Sitting in the MA Noble Stand on Sunday night, watching India’s valiant attempt to chase down Australia’s 389, I mused whether One Day International cricket – like India following Virat Kohli’s dismissal – had lost its way.
Is more really better than less? Does watching a team smash 338 runs in 50 overs – and still fall 50 runs short – really nourish the cricketing soul?
Sure, some of the strokes played by the batsman, on both sides, were sublime. Indeed, some of the shots were the best I had seen since… the equally majestic swipe in the previous over, or, perhaps from the last ball.
It made me wonder whether it really was possible to have too much of a good thing.
Part of me – a large part, I’ll be bound – yearns for days or yore when a lower scoring, ebb and flow, one-dayer captured my imagination for weeks. Where seeing a batsman penetrate the infield and scamper up and down the pitch for a tremulous triple was thrilling.
Where seeing the ball reach the boundary for the first time in several overs eased the inexorable build of tension. Where a batting team could lose early wickets and, with dogged determination and exhilarating enterprise, fight their way back into the contest, only to stumble in the final over.
Two of the greatest ODIs I can remember, involving Australia, were tight tussles played out in the cauldron of a World Cup semi-final.
First there was Mohali in ’96 where, twice in the match, the Aussies had no chance of winning. At 4 for 15 – and with Curtly Ambrose on the rampage – Australia could easily have been skittled for double figures. Yet they managed to fight back and post a score of 207.
That should not have been enough and, with the Windies at 2 for 165, and with over eight overs to go, it clearly wasn’t. Yet, Shane Warne, Glen McGrath and Damien Fleming combined to provoke an extraordinary collapse and a 5-run win.
I remember listening to the final stages on the radio in the dark before dawn; my pulse racing when I should have been sleeping. It was gripping and the outcome was unexpected. What a match!
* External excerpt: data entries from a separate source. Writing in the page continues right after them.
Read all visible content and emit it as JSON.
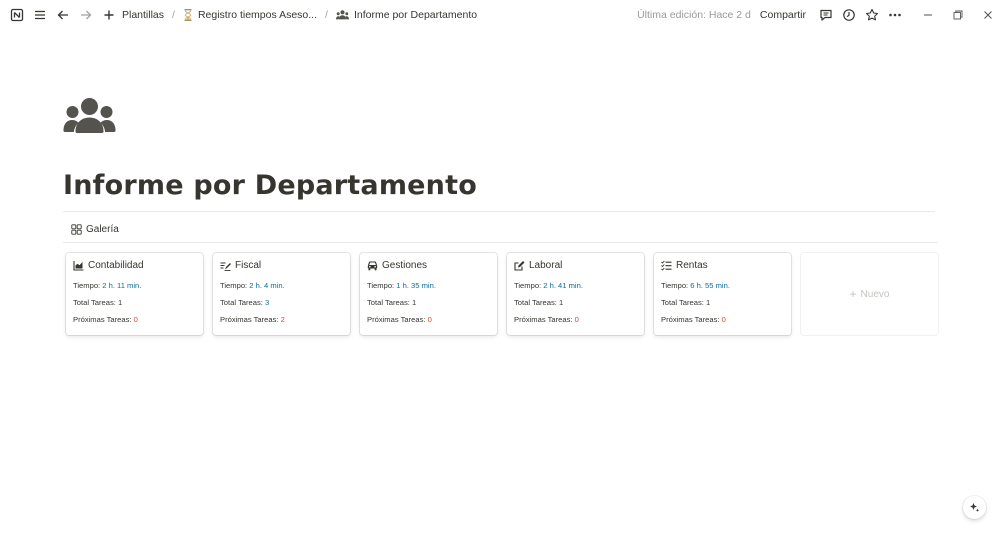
{
  "topbar": {
    "crumbs": [
      {
        "label": "Plantillas"
      },
      {
        "label": "Registro tiempos Aseso..."
      },
      {
        "label": "Informe por Departamento"
      }
    ],
    "last_edited": "Última edición: Hace 2 d",
    "share_label": "Compartir"
  },
  "page": {
    "icon": "people-group-icon",
    "title": "Informe por Departamento"
  },
  "view": {
    "tab_label": "Galería",
    "new_label": "Nuevo"
  },
  "labels": {
    "tiempo": "Tiempo: ",
    "total": "Total Tareas: ",
    "proximas": "Próximas Tareas: "
  },
  "cards": [
    {
      "name": "Contabilidad",
      "icon": "chart-icon",
      "tiempo": "2 h. 11 min.",
      "total": "1",
      "proximas": "0"
    },
    {
      "name": "Fiscal",
      "icon": "signature-icon",
      "tiempo": "2 h. 4 min.",
      "total": "3",
      "proximas": "2"
    },
    {
      "name": "Gestiones",
      "icon": "car-icon",
      "tiempo": "1 h. 35 min.",
      "total": "1",
      "proximas": "0"
    },
    {
      "name": "Laboral",
      "icon": "edit-icon",
      "tiempo": "2 h. 41 min.",
      "total": "1",
      "proximas": "0"
    },
    {
      "name": "Rentas",
      "icon": "tasks-icon",
      "tiempo": "6 h. 55 min.",
      "total": "1",
      "proximas": "0"
    }
  ],
  "colors": {
    "text": "#37352f",
    "link_value": "#0b6e99",
    "red_value": "#e03e3e",
    "muted": "#9b9a97"
  }
}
Then there was Edgbaston in ’99; the famous tie against the South Africans which propelled Australia to the Final at Lord’s.
Again, Australian hopes seemed dashed at 4 for 68 in the first innings and, again, at 6 for 168. Though the Aussies fought hard to post 213, it seemed insufficient.
When the Saffers reached 48 without loss, they appeared to have a solid platform. But then Warnie struck thrice and the South Africans seemed out of the contest at 3 for 53 and then 4 for 61.
Yet the Proteas’ hopes rose and they looked headed for an unlikely victory at 4 for 145, before another glut of wickets saw them tumble to 9 for 198. Heading into the final over, with Lance Klusener on strike and Alan Donald backing up at the bowlers end; South Africa needed just nine to win.
Australia probably had the edge; that is until Klusener pummelled the first two balls from Fleming to the extra cover boundary. Scores tied and four balls remaining! Surely, now, it was South African’s match. The blood draining from Fleming’s ashen face certainly communicated as much.
Yet the third ball of that epic last over almost saw Darren Lehman narrowly miss running out Donald at the bowler’s end. Surely that was the Aussies’ last chance.
Incredibly, however, Klusener evidently decided that he was going to run no matter where the next ball was hit. Problem was he didn’t tell Donald. The sight of Klusener running past the bowlers’ end stumps, and onwards towards the dressing room, while Fleming rolled the ball down the wicket to run out a faltering Allan Donald is one of the iconic images of Australian sport.
This time I saw the whole match live on TV. Klusener enjoyed a better chance of going back in time and trying again than I did of getting any sleep that morning!
In these clashes, every run was valuable. Every time the ball bobbled into the gap between gulley and cover-point; every time a batsman ran a second on an outfielder’s throw; and every time a well-struck ball evaded the desperate hand of a sprawling fielder to reach the fence.
By contrast, in the recent ODIs at the SCG, every boundary – not matter how well hit – was just another of many.
In this day and age – as the 50-over game tries to finds its place between the traditions of Test match cricket and the popularity of T20s – I advocate a return to playing conditions which allowed a more even contest between bat and ball.
There’s certainly a place for flat pitches and sustained hitting at eight (or more) an over. If you want to see that, there’s plenty of matches available in T20 internationals and countless franchise tournaments around the cricketing world.
In ODIs, however, where there is more time in each innings for gripping ebb and grappling flow, why can’t we give the bowlers a chance and the spectators something to get truly excited about? Why not have us on the edge of our seats, rather than pondering on games past as yet another six sails into the stands?